So to connect the camera is quite simple and there is a lot of help online. The official help video is here:
but I found this to be more helpful
once installed and you have enabled the camera try it out with the raspistill -o image.jpg command. Hopefully it takes a picture but if not you need to go back and check from these links until it works properly.
Step 2: Access
next you need to setup remove access from your laptop or PC.
if you have a wireless adapter like this one:
then now is the time to install and set it up. There is help on that here:
Next we need two free programs: the first allows you to get remote access to a terminal prompt where you can run the script and the second allows access to get the pictures off.
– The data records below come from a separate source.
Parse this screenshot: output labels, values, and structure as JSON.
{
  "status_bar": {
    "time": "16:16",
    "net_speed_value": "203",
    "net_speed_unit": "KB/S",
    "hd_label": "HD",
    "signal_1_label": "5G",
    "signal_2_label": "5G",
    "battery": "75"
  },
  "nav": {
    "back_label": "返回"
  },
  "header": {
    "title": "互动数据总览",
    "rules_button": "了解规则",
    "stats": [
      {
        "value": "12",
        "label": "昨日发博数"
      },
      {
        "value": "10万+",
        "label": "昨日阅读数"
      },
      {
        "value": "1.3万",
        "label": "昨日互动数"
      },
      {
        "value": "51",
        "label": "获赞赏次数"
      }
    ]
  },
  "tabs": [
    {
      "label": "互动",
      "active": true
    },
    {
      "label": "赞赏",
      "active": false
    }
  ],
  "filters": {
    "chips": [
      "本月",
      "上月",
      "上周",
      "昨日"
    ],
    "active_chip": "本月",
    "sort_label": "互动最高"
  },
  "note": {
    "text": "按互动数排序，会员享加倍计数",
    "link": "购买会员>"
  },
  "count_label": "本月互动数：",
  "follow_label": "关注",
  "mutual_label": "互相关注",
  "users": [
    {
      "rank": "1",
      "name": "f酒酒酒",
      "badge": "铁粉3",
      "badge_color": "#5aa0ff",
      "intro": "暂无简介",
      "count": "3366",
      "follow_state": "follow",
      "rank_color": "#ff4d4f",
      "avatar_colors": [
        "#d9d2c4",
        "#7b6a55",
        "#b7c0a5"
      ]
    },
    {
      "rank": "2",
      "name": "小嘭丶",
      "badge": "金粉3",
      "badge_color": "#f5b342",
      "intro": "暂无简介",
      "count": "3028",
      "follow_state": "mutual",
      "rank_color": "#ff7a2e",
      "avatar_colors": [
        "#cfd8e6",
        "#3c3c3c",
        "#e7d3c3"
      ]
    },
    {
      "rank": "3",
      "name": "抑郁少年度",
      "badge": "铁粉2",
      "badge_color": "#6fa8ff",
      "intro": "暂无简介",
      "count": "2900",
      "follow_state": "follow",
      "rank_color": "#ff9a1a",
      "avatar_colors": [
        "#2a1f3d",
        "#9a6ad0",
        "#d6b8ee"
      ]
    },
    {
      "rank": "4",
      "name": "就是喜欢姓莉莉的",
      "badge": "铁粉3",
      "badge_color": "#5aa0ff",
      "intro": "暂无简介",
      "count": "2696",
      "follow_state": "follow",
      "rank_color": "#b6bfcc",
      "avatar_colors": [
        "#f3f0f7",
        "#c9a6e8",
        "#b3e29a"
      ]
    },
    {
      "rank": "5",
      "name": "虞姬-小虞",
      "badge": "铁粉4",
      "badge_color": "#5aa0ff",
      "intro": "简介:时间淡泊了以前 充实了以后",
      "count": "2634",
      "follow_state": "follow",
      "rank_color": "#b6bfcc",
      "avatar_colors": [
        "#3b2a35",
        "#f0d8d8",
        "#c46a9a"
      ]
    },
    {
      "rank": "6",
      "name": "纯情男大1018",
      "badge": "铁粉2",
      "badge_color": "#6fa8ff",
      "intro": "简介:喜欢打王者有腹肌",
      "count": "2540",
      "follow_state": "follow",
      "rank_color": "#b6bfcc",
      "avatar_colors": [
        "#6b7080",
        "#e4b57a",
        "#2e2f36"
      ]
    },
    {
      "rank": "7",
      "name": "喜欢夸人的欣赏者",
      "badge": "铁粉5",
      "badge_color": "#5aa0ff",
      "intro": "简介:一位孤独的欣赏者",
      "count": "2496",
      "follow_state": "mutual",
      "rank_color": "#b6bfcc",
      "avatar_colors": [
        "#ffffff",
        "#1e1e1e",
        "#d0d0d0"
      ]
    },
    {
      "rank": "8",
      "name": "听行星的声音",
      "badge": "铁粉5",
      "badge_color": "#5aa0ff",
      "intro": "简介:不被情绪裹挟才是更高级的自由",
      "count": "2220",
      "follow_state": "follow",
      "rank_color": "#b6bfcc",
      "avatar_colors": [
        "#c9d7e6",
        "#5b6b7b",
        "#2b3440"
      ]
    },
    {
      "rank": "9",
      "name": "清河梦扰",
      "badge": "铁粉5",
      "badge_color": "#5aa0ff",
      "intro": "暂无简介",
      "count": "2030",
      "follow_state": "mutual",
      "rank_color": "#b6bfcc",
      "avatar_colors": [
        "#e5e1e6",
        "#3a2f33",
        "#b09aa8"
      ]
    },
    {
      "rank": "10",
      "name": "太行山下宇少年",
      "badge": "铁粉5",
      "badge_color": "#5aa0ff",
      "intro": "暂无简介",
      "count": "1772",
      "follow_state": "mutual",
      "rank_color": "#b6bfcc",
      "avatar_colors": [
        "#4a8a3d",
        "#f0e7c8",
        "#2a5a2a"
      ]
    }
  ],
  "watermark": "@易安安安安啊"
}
Download and install putty:
and then WinSCP:
you can go for alternatives if you like but these are pretty good
Step 3: Connect the stepper motor
ok so you should have a motor that looks something like the picture.. First put the pulley on make sure the grub screw tightens onto the flat part of the shaft.
First connect the motor to the control board this is the white tipped cable and only goes in one way. Next take the female to female leads to connect the motor control board to your Pi. I have drawn how to do this with a Raspberry Pi B+ based on the following URL:
once it is connected use WinSCP to upload the following script to your pi as stepper.py
two important lines you can play with once the rig is working is this one:
for x in range(1, 200):
which tells the script how many times to take a picture and move and this one:
for x in range(0, 2000):
which tells the script how long between pictures. 2000 works out to be about 52 seconds
Also if you have a big microSD card you might want to increase the resolution of your individual pics. You can do this by adding the line “camera.resolution = (2592,1944)” immediately before the line that says “camera.capture(nextpicname)” . That is the maximum resolution so it will fill space quick (200 pics is approx 430Mb or possibly more) but you can also try lower resolutions.
For more detail: Raspberry Pi moving timelapse